Input ::
+ + + + +

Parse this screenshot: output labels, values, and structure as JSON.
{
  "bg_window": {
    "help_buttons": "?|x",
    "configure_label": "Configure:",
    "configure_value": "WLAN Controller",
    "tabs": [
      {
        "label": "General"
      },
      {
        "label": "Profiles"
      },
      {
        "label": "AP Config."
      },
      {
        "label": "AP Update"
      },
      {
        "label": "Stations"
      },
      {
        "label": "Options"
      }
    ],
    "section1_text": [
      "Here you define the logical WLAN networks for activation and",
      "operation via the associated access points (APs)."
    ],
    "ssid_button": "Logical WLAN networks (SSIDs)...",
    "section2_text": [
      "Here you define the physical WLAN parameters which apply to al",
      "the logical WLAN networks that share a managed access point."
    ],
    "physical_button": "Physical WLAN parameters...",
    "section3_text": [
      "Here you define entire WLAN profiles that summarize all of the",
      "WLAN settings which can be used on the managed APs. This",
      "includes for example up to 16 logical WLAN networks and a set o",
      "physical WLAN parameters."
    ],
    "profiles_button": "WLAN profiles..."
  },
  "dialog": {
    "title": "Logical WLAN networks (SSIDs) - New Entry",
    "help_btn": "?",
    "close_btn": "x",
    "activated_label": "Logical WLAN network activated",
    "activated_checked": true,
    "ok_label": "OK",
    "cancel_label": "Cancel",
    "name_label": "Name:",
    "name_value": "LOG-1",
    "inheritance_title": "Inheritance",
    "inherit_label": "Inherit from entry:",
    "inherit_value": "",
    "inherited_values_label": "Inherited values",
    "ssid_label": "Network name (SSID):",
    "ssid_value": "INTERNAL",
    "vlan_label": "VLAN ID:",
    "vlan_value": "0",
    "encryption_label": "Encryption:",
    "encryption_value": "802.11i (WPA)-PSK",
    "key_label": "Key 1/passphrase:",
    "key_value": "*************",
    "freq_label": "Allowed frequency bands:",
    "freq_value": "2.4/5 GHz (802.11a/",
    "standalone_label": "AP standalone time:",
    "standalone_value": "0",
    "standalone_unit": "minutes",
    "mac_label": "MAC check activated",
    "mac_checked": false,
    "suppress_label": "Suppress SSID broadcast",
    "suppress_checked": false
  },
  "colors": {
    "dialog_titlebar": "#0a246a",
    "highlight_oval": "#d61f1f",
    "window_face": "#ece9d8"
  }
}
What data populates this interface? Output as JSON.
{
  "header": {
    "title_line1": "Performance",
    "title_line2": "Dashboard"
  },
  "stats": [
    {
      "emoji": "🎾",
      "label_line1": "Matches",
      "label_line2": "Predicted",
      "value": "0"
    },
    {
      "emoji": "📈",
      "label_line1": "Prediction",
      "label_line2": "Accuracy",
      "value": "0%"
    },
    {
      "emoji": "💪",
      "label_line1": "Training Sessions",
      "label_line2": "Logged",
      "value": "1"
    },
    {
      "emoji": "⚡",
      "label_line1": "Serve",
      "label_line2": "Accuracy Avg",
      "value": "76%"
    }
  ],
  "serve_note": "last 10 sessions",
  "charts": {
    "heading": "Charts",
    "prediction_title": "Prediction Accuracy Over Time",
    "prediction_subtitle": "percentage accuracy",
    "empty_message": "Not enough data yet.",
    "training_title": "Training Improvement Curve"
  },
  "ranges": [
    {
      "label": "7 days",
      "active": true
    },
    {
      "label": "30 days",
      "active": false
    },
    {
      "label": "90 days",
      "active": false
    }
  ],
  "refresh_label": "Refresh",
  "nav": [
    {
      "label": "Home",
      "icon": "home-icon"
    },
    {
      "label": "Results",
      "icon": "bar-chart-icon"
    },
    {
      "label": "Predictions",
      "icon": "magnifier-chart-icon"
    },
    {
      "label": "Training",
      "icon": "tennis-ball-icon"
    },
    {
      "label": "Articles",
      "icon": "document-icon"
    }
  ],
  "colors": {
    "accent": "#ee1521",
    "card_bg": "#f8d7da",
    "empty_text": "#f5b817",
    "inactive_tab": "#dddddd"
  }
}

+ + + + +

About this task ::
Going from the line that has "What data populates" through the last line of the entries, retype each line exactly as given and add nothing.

Problem solution ::
What data populates this interface? Output as JSON.
{
  "header": {
    "title_line1": "Performance",
    "title_line2": "Dashboard"
  },
  "stats": [
    {
      "emoji": "🎾",
      "label_line1": "Matches",
      "label_line2": "Predicted",
      "value": "0"
    },
    {
      "emoji": "📈",
      "label_line1": "Prediction",
      "label_line2": "Accuracy",
      "value": "0%"
    },
    {
      "emoji": "💪",
      "label_line1": "Training Sessions",
      "label_line2": "Logged",
      "value": "1"
    },
    {
      "emoji": "⚡",
      "label_line1": "Serve",
      "label_line2": "Accuracy Avg",
      "value": "76%"
    }
  ],
  "serve_note": "last 10 sessions",
  "charts": {
    "heading": "Charts",
    "prediction_title": "Prediction Accuracy Over Time",
    "prediction_subtitle": "percentage accuracy",
    "empty_message": "Not enough data yet.",
    "training_title": "Training Improvement Curve"
  },
  "ranges": [
    {
      "label": "7 days",
      "active": true
    },
    {
      "label": "30 days",
      "active": false
    },
    {
      "label": "90 days",
      "active": false
    }
  ],
  "refresh_label": "Refresh",
  "nav": [
    {
      "label": "Home",
      "icon": "home-icon"
    },
    {
      "label": "Results",
      "icon": "bar-chart-icon"
    },
    {
      "label": "Predictions",
      "icon": "magnifier-chart-icon"
    },
    {
      "label": "Training",
      "icon": "tennis-ball-icon"
    },
    {
      "label": "Articles",
      "icon": "document-icon"
    }
  ],
  "colors": {
    "accent": "#ee1521",
    "card_bg": "#f8d7da",
    "empty_text": "#f5b817",
    "inactive_tab": "#dddddd"
  }
}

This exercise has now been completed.